From the Now-They-Tell-Us department comes the New York Times obit of Libyan agent Ali al-Megrahi, who was convicted by a special Scottish court for the 1988 Lockerbie bombing. After Megrahi's death from cancer was announced on Sunday, the Times finally acknowledged that his guilt was in serious doubt.
Last year, when the Times and other major U.S. news outlets were manufacturing public consent for a new war against another Middle East "bad guy," i.e. Muammar Gaddafi, Megrahi's guilt was treated as flat fact. Indeed, citation of the Lockerbie bombing became the debate closer, effectively silencing anyone who raised questions about U.S. involvement in another war for "regime change."
After all, who would "defend" the monsters involved in blowing Pan Am Flight 103 out of the sky over the Scottish town of Lockerbie, killing 270 people, including 189 Americans? Again and again, the U.S.-backed military intervention to oust Gaddafi in 2011 was justified by Gaddafi's presumed authorship of the Lockerbie terrorist attack.
Only a few non-mainstream news outlets, like Consortiumnews.com, bothered to actually review the dubious evidence against Megrahi and raise questions about the judgment of the Scottish court that convicted Megrahi in 2001.
By contrast to those few skeptical articles, the New York Times stoked last year's war fever by suppressing or ignoring those doubts. For instance, one March 2011 article out of Washington began by stating: "There once was no American institution more hostile to Col. Muammar el-Qaddafi's's pariah government than the Central Intelligence Agency, which had lost its deputy Beirut station chief when Libyan intelligence operatives blew up Pan Am Flight 103 above Scotland in 1988."
Note the lack of doubt or even attribution. A similar certainty prevailed in virtually all other mainstream news reports and commentaries, ranging from the right-wing media to the liberal MSNBC, whose foreign policy correspondent Andrea Mitchell would seal the deal by recalling that Libya had accepted "responsibility" for the bombing.
Gaddafi's eventual defeat, capture and grisly murder brought no fresh doubts about the certainty of the guilt of Megrahi, who was simply called the "Lockerbie bomber." Few eyebrows were raised even when British authorities released Libya's former intelligence chief Moussa Koussa after asking him some Lockerbie questions.
Scotland Yard also apparently failed to notice the dog not barking when the new pro-Western Libyan government took power and released no confirmation that Gaddafi's government indeed had sponsored the 1988 attack.

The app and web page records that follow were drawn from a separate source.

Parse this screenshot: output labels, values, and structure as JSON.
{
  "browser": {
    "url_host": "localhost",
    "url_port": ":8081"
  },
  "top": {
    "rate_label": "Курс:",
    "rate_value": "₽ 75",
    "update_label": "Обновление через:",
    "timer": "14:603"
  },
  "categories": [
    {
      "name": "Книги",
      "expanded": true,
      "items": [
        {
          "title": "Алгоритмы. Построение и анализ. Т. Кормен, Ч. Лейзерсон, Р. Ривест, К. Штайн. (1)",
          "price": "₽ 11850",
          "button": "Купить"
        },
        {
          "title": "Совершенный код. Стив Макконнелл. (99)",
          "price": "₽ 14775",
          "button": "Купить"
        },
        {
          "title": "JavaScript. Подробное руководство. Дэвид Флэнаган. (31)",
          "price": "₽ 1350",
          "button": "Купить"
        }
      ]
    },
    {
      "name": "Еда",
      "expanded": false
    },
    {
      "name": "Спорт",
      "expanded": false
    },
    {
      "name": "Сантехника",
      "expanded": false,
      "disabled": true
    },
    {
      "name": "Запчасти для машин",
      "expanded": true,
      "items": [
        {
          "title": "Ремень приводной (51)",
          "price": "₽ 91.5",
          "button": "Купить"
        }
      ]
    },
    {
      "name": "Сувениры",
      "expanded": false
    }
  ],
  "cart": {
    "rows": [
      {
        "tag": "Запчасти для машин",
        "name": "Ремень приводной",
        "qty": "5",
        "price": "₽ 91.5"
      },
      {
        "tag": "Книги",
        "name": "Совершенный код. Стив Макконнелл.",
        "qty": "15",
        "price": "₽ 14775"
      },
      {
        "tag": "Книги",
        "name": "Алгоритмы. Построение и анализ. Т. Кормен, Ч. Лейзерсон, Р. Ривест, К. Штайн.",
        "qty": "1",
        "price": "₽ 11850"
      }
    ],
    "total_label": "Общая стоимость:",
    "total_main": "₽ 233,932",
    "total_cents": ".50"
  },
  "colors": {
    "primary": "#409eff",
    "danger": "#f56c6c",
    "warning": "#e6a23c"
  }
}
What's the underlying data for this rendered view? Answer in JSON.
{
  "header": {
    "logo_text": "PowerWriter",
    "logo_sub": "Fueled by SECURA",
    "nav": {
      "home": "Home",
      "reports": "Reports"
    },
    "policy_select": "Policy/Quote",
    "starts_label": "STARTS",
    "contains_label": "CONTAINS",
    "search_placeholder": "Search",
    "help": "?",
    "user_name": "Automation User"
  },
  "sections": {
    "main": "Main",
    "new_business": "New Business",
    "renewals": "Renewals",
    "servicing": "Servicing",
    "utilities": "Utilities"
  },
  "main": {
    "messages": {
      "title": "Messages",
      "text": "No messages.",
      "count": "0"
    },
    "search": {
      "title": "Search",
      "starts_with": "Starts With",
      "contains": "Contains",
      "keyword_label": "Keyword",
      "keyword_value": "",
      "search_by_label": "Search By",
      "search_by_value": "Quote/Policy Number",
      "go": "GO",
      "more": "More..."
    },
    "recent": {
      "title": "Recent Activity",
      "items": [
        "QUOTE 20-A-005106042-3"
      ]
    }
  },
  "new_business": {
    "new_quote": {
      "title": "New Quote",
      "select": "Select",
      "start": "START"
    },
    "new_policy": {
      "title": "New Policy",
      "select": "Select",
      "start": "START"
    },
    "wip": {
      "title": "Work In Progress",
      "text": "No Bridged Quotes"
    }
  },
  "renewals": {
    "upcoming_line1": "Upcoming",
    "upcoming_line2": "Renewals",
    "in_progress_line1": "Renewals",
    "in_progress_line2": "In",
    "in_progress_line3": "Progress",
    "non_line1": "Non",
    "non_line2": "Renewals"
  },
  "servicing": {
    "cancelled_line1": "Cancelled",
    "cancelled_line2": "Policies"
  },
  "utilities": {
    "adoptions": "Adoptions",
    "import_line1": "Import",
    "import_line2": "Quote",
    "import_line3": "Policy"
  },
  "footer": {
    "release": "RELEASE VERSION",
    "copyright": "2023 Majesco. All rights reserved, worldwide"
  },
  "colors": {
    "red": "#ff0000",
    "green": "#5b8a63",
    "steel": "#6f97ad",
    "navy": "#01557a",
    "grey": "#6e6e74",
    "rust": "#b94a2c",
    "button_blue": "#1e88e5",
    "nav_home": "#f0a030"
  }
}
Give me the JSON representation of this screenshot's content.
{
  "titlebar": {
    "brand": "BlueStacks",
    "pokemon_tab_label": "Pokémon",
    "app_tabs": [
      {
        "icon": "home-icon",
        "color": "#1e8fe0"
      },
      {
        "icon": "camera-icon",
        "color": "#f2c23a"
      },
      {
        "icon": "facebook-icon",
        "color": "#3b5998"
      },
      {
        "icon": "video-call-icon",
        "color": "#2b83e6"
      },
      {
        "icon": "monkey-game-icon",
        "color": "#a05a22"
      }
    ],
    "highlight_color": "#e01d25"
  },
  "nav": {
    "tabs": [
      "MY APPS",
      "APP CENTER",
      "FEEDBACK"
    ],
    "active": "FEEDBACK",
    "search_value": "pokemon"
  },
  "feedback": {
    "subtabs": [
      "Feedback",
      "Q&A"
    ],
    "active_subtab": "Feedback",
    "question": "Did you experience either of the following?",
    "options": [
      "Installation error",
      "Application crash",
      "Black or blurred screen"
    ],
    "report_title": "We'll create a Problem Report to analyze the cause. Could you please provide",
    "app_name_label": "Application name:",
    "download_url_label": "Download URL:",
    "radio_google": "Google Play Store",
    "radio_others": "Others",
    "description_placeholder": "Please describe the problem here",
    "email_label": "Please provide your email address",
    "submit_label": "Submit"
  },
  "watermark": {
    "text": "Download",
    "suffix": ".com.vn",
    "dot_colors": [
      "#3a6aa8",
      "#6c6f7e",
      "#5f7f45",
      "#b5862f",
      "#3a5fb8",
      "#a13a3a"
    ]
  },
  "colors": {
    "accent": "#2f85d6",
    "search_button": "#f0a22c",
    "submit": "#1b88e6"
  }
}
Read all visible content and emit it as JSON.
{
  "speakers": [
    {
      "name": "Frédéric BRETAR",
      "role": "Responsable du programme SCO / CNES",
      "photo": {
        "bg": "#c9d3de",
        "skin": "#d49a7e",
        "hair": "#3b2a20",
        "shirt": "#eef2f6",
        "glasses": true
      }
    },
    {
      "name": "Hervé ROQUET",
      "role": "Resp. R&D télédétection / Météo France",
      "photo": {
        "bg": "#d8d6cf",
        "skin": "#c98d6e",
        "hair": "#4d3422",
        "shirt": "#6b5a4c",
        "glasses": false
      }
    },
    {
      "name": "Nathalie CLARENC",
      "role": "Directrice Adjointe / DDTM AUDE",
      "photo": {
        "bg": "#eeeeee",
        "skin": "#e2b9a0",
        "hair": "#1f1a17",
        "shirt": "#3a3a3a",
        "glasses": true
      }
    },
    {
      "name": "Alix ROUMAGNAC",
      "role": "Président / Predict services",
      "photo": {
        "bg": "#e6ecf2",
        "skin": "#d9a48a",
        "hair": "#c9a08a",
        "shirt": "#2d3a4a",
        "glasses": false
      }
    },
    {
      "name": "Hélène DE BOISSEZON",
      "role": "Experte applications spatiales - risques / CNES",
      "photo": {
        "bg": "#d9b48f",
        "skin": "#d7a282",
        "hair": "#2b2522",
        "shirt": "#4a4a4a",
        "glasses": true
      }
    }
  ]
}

After Gaddafi's overthrow and death, the Lockerbie issue just disappeared from the news.
A Surprising Obit
So, readers of the New York Times' obituary page might have been surprised Monday if they read deep into Megrahi's obit and discovered this summary of the case:
"The enigmatic Mr. Megrahi had been the central figure of the case for decades, reviled as a terrorist but defended by many Libyans, and even some world leaders, as a victim of injustice whose trial, 12 years after the bombing, had been riddled with political overtones, memory gaps and flawed evidence."
If you read even further, you would find this more detailed examination of the evidence:
"Investigators, while they had no direct proof, believed that the suitcase with the bomb had been fitted with routing tags for baggage handlers, put on a plane at Malta and flown to Frankfurt, where it was loaded onto a Boeing 727 feeder flight that connected to Flight 103 at London, then transferred to the doomed jetliner.
"After a three-year investigation, Mr. Megrahi and Al-Amin Khalifa Fhimah, the Libyan airline station manager in Malta, were indicted on mass murder charges in 1991. Libya refused to extradite them, and the United Nations imposed eight years of sanctions that cost Libya $30 billion. ...
"Negotiations led by former President Nelson Mandela of South Africa produced a compromise in 1999: the suspects' surrender, and a trial by Scottish judges in the Netherlands.
"The trial lasted 85 days. None of the witnesses connected the suspects directly to the bomb. But one, Tony Gauci, the Maltese shopkeeper who sold the clothing that forensic experts had linked to the bomb, identified Mr. Megrahi as the buyer, although Mr. Gauci seemed doubtful and had picked others in photo displays.
"The bomb's timer was traced to a Zurich manufacturer, Mebo, whose owner, Edwin Bollier, testified that such devices had been sold to Libya. A fragment from the crash site was identified by a Mebo employee, Ulrich Lumpert.
"Neither defendant testified. But a turncoat Libyan agent testified that plastic explosives had been stored in Mr. Fhimah's desk in Malta, that Mr. Megrahi had brought a brown suitcase, and that both men were at the Malta airport on the day the bomb was sent on its way.